■ How to complete this task ■
Write out the listing exactly, dropping any picture it contains.

■ Supplied material ■
• • • • • • •
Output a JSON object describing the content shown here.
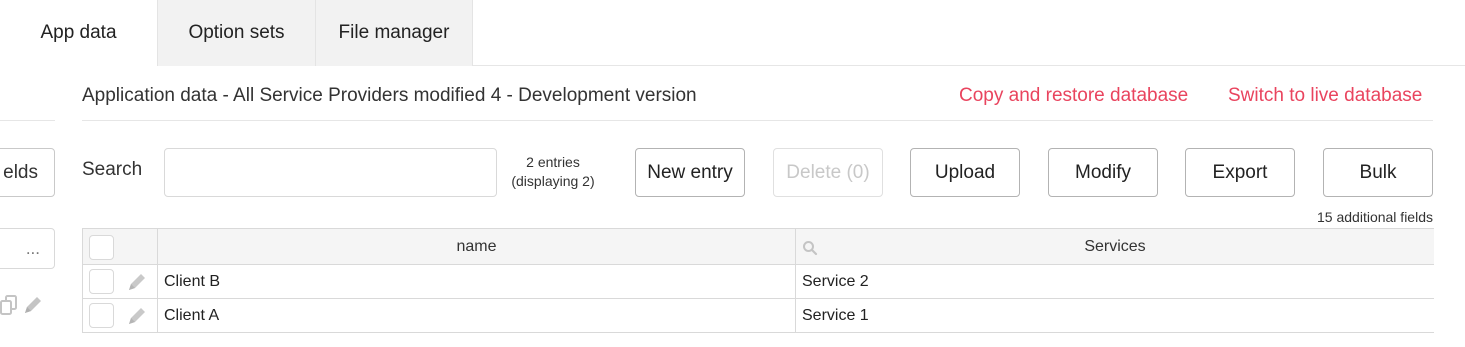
{
  "tabs": [
    {
      "label": "App data",
      "active": true
    },
    {
      "label": "Option sets",
      "active": false
    },
    {
      "label": "File manager",
      "active": false
    }
  ],
  "sidebar": {
    "fields_button_label": "elds",
    "input_value": "..."
  },
  "header": {
    "title": "Application data - All Service Providers modified 4 - Development version",
    "copy_restore_link": "Copy and restore database",
    "switch_live_link": "Switch to live database"
  },
  "toolbar": {
    "search_label": "Search",
    "search_value": "",
    "entries_count": "2 entries",
    "entries_displaying": "(displaying 2)",
    "new_entry": "New entry",
    "delete": "Delete (0)",
    "upload": "Upload",
    "modify": "Modify",
    "export": "Export",
    "bulk": "Bulk",
    "additional_fields": "15 additional fields"
  },
  "table": {
    "columns": [
      "name",
      "Services"
    ],
    "rows": [
      {
        "name": "Client B",
        "services": "Service 2"
      },
      {
        "name": "Client A",
        "services": "Service 1"
      }
    ]
  },
  "colors": {
    "link": "#e9445e",
    "border": "#d9d9d9",
    "header_bg": "#f5f5f5",
    "tab_inactive_bg": "#f2f2f2"
  },
  "icons": [
    "copy-icon",
    "pencil-icon",
    "search-icon",
    "edit-icon"
  ]
}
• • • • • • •
■ Task output ■
Output a JSON object describing the content shown here.
{
  "tabs": [
    {
      "label": "App data",
      "active": true
    },
    {
      "label": "Option sets",
      "active": false
    },
    {
      "label": "File manager",
      "active": false
    }
  ],
  "sidebar": {
    "fields_button_label": "elds",
    "input_value": "..."
  },
  "header": {
    "title": "Application data - All Service Providers modified 4 - Development version",
    "copy_restore_link": "Copy and restore database",
    "switch_live_link": "Switch to live database"
  },
  "toolbar": {
    "search_label": "Search",
    "search_value": "",
    "entries_count": "2 entries",
    "entries_displaying": "(displaying 2)",
    "new_entry": "New entry",
    "delete": "Delete (0)",
    "upload": "Upload",
    "modify": "Modify",
    "export": "Export",
    "bulk": "Bulk",
    "additional_fields": "15 additional fields"
  },
  "table": {
    "columns": [
      "name",
      "Services"
    ],
    "rows": [
      {
        "name": "Client B",
        "services": "Service 2"
      },
      {
        "name": "Client A",
        "services": "Service 1"
      }
    ]
  },
  "colors": {
    "link": "#e9445e",
    "border": "#d9d9d9",
    "header_bg": "#f5f5f5",
    "tab_inactive_bg": "#f2f2f2"
  },
  "icons": [
    "copy-icon",
    "pencil-icon",
    "search-icon",
    "edit-icon"
  ]
}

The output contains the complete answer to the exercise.